### WHAT TO WORK ON
Every line of the entries with the word "recenze" in it should be shown.
_ _ _ _ _ _ _
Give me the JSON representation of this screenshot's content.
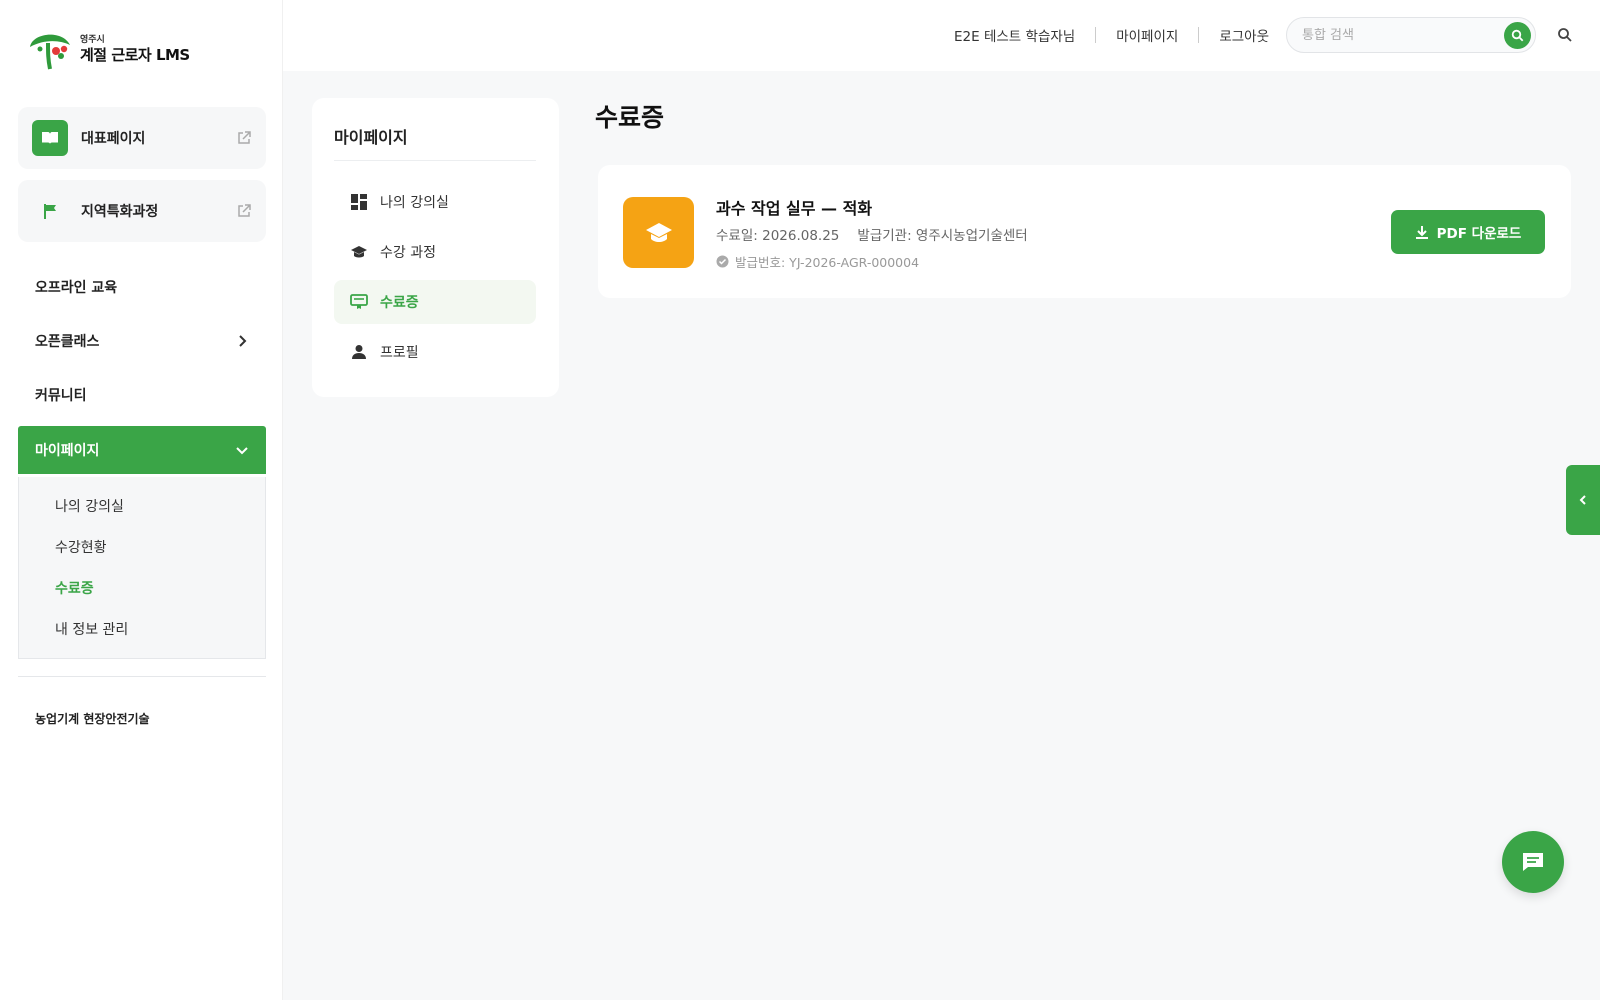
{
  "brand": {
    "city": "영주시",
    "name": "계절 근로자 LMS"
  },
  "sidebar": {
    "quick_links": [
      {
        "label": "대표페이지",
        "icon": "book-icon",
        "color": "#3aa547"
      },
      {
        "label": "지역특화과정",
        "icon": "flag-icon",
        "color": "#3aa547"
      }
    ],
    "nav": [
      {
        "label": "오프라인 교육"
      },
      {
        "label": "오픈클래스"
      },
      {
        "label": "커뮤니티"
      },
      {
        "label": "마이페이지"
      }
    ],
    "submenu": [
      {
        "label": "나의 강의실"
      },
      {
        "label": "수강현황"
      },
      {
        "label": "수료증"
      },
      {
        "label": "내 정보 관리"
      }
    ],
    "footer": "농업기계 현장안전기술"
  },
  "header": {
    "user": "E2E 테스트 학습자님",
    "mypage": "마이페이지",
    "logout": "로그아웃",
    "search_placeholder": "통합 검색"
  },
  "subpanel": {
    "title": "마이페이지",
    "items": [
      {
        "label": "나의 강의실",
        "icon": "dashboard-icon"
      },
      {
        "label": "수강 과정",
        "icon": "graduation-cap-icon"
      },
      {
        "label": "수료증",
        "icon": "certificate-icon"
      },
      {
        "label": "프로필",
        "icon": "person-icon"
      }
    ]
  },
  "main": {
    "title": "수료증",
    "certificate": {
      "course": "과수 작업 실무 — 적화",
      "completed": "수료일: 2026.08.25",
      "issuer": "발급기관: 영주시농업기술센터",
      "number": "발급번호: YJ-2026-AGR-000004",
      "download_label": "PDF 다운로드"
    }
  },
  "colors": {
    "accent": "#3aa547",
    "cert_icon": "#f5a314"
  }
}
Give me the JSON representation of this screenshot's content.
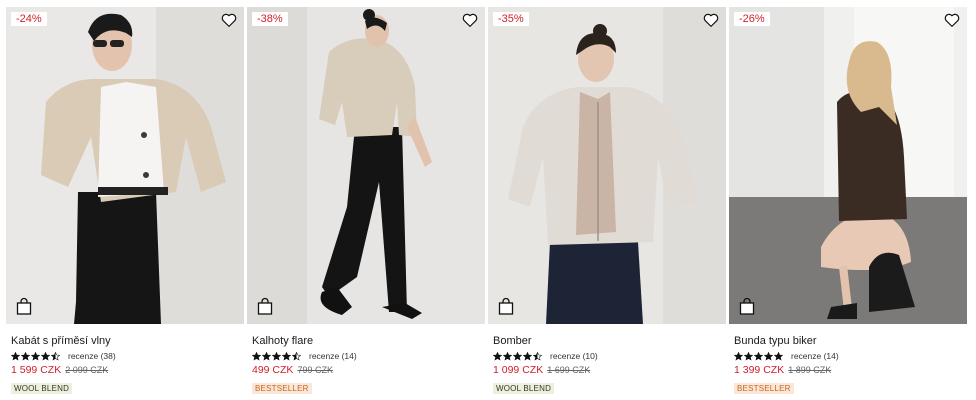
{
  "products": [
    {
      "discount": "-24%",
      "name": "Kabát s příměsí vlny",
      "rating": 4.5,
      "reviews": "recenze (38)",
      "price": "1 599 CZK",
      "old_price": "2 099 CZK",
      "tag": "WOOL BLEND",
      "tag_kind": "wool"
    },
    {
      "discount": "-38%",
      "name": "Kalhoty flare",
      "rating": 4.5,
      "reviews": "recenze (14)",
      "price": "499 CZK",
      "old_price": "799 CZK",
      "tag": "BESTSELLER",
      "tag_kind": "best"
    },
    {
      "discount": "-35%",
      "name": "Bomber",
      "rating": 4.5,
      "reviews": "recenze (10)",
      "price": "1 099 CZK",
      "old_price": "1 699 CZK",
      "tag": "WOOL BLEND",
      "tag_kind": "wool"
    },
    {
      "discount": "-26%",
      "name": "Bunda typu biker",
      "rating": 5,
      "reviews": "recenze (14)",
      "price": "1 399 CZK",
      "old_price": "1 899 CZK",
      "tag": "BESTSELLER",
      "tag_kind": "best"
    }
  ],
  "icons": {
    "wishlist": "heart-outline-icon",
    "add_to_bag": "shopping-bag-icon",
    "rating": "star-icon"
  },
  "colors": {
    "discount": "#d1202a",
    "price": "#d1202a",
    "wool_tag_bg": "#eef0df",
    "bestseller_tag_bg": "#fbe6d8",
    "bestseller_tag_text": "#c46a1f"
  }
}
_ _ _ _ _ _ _
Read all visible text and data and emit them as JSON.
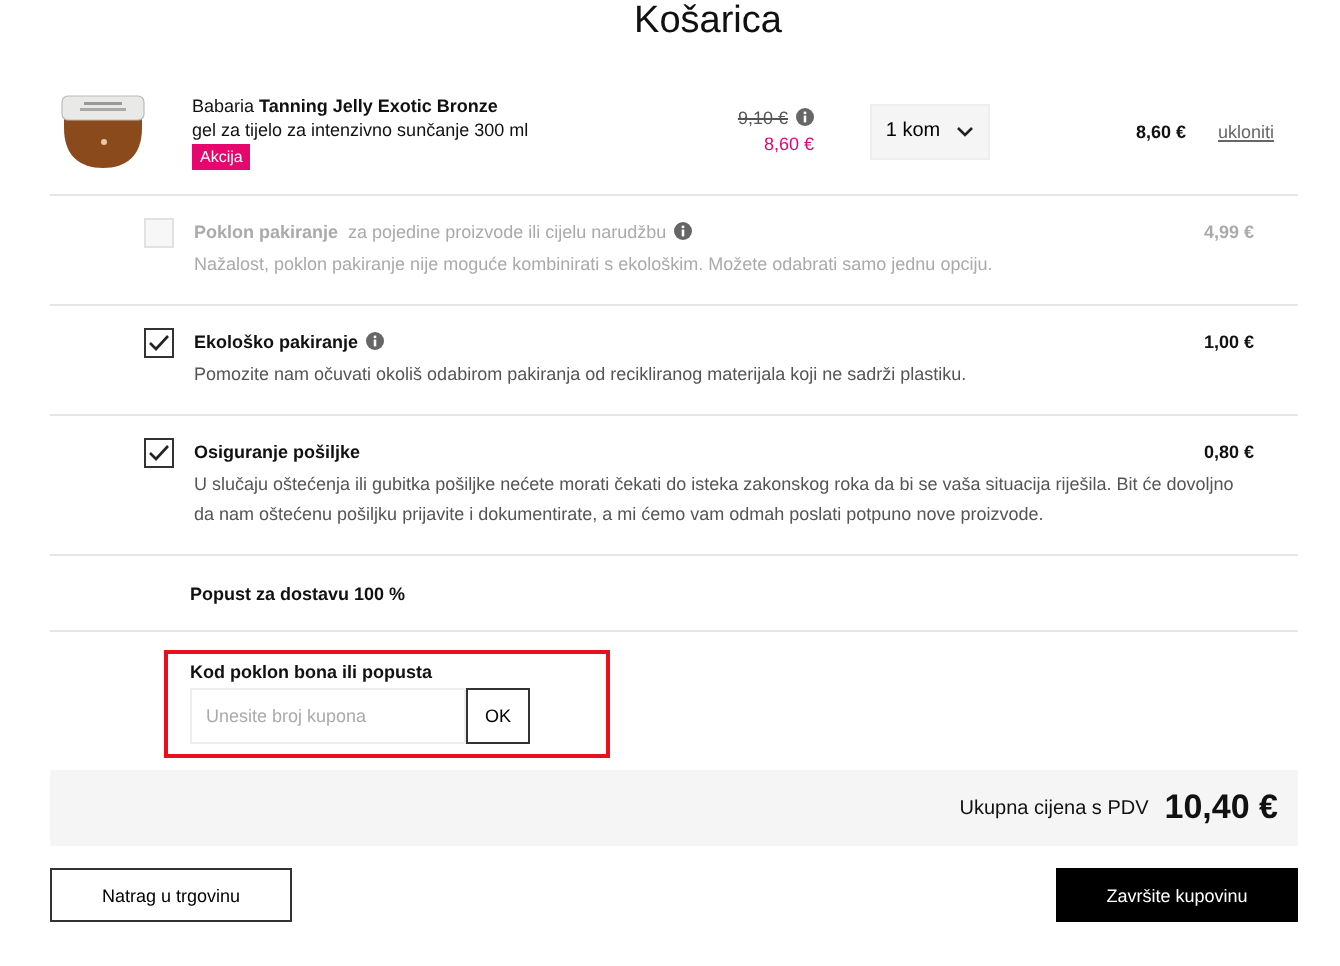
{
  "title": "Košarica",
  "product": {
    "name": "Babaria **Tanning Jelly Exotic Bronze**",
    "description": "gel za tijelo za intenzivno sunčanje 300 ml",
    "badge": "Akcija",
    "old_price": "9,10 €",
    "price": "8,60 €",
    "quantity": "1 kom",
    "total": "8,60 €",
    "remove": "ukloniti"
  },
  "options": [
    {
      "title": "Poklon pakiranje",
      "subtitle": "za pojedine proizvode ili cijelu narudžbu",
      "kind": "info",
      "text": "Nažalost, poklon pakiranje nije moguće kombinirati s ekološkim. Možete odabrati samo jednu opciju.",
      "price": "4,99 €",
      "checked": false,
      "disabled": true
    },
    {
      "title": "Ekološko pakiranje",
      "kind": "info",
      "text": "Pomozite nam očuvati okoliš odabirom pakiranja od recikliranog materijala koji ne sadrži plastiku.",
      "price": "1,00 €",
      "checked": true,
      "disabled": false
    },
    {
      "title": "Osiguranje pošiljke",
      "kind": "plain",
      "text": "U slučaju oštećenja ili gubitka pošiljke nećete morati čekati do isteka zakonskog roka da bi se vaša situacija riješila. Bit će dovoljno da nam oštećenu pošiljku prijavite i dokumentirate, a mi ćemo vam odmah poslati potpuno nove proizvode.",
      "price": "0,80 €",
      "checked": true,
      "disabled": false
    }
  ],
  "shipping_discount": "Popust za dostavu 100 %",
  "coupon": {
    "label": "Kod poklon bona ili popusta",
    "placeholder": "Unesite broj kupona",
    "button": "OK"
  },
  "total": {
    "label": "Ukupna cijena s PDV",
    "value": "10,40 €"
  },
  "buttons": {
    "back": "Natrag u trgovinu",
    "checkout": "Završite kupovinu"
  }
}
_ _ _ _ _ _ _
### TASK SOLUTION
      "reviews": "recenze (38)",
      "reviews": "recenze (14)",
      "reviews": "recenze (10)",
      "reviews": "recenze (14)",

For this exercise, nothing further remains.